Peak Productivity with Ivy Lee

With the help of my friend Ivy Lee, I’ve been more productive than I ever thought possible. He died in 1934, but his advice continues to help people achieve peak productivity every day. I’ve been using his wisdom not only to get things done but get the most important things done every single day.

(If you’re looking for my session with the same title, check out the video on my previous post, “Praying for Wisdom and Discovering Productivity“.)

Who is Ivy Lee?

I was first introduced to Ivy Lee by James Clear. He wrote an informative article explaining the principal in much more depth than I’m going into here. 1 Here’s a true story to set the scene:

By 1918, Charles M. Schwab was one of the richest men in the world.

Schwab was the president of the Bethlehem Steel Corporation, the largest shipbuilder and the second-largest steel producer in America at the time. The famous inventor Thomas Edison once referred to Schwab as the “master hustler.” He was constantly seeking an edge over the competition.

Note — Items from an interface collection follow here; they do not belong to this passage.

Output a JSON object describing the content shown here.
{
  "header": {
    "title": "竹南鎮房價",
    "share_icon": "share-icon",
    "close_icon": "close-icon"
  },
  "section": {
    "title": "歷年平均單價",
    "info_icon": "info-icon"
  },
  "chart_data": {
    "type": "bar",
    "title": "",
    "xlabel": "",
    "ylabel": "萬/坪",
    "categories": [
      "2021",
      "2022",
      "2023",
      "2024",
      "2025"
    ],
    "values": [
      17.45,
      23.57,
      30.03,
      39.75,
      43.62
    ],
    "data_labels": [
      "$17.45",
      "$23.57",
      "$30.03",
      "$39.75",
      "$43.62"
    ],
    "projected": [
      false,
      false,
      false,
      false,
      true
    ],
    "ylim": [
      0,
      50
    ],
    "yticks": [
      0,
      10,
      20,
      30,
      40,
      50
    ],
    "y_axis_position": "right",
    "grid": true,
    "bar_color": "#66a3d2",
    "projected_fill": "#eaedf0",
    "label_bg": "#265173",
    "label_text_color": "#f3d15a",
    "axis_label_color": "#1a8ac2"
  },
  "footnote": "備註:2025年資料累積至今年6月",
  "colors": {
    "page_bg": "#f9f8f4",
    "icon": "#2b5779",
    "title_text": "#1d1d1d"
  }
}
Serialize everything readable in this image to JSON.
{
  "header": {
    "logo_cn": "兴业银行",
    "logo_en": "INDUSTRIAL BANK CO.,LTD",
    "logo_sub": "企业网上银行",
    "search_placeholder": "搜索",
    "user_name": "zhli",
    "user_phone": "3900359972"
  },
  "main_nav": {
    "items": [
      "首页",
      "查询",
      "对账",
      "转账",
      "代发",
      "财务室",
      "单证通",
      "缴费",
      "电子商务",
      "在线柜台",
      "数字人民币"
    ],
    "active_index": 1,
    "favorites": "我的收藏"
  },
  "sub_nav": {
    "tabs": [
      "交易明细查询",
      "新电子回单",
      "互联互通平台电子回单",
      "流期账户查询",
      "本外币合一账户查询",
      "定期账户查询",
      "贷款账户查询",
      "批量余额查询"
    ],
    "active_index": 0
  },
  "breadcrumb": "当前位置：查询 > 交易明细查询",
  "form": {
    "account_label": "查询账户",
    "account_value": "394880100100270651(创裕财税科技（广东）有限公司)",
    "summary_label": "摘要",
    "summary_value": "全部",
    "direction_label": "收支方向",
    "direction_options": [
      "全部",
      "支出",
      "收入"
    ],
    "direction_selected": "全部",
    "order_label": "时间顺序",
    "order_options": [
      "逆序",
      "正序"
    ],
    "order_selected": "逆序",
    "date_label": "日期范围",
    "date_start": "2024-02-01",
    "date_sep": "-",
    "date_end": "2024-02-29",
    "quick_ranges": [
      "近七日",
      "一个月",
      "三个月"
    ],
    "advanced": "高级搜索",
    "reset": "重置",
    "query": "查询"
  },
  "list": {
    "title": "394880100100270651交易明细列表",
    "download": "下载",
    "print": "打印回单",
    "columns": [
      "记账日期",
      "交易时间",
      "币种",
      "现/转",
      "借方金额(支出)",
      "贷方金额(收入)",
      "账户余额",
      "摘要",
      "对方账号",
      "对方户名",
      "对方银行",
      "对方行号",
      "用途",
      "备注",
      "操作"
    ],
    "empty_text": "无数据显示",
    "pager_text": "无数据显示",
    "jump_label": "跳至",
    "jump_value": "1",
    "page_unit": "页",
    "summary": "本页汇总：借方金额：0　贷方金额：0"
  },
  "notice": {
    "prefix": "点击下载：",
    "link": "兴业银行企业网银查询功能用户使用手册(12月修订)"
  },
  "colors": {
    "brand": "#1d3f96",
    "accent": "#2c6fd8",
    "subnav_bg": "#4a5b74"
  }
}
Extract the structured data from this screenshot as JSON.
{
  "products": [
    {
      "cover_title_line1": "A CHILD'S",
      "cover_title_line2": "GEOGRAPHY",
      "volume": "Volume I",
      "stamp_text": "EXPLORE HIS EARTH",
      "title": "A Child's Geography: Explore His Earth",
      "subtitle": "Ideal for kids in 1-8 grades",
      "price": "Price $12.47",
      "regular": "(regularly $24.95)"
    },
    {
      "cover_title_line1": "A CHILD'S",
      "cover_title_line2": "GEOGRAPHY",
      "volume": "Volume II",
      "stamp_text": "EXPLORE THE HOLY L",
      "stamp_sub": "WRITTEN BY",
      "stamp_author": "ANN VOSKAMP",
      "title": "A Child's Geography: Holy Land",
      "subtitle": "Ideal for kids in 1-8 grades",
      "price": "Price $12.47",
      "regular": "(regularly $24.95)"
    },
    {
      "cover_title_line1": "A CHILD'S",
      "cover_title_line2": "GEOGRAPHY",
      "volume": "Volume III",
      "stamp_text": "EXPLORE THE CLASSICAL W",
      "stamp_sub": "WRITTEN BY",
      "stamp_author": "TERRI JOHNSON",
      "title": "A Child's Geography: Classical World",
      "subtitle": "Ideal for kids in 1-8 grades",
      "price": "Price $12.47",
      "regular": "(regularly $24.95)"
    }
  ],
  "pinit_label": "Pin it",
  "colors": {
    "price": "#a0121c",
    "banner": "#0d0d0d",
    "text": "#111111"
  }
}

One day in 1918, in his quest to increase the efficiency of his team and discover better ways to get things done, Schwab arranged a meeting with a highly-respected productivity consultant named Ivy Lee.

Lee was a successful businessman in his own right and is widely remembered as a pioneer in the field of public relations. As the story goes, Schwab brought Lee into his office and said, “Show me a way to get more things done.”

“Give me 15 minutes with each of your executives,” Lee replied.

“How much will it cost me,” Schwab asked.

“Nothing,” Lee said. “Unless it works. After three months, you can send me a check for whatever you feel it’s worth to you.”

What was Ivy Lee’s secret to productivity that he was so certain would work? It’s simple!

Ivy Lee Method for Peak Productivity

  1. Write down the six most important things you need to do tomorrow. Don’t try to tackle more than six.2
  2. Sort those six items in order of their real importance or timeliness.
  3. When you’re ready to start your day, concentrate only on the first task. Complete the first task before moving on to the second task.
  4. Work through the list. At the end of the day, move any unfinished items to a new list of six tasks for the following day.
  5. Repeat this process every day.

It works because of its simplicity. It forces you to think about the following day. As you do, you consider the importance each thing you could be spending time on. Then, it cuts out distractions by asking you to focus on only one thing at a time.

Am I able to stick strictly to my six things every day? Not a chance. Stuff will inevitably come up throughout the day that will derail my plan. That’s okay. Sometimes I’ll make adjustments and roll with the punches. Other times I need to stand firm and push these new things off until tomorrow.

The important thing is that I have a choice. I don’t just react to the surprises, I weigh the unexpected vs. the planned. Then I decide at that moment which is most important. And even if I only get the first thing done on my list, I completed the most important thing I could have done with my day!

Conclusion

Getting important things done feels amazing. It’s gratifying and rewarding. It makes you happier while also making you a better employee. I’ve only been practicing the Ivy Lee method a few months, but it’s already an essential part of my daily routine. It has helped make me measurable improvements towards being happier and healthier.

This system works for me, and I’m happy to share and discuss what seems to be working (or not working) for people. I’ve been having great discussions about the Ivy Lee method and I plan to write more posts on this. Please leave a comment to share your thoughts or experiences so far with Ivy Lee or other methods to achieve peak productivity.

Footnotes

  1. I’ve come to know James Clear as a thought leader on productivity and self-improvement. I recommend his twice-weekly newsletter for any student of productivity.
  2. Have more than six things? Try adding extras to a backlog you can pull from to build your list each day. If it can’t wait until another day and it truly is important, you may have to bump one of your other tasks to the backlog. Don’t add more than six things each day!
 

David Needham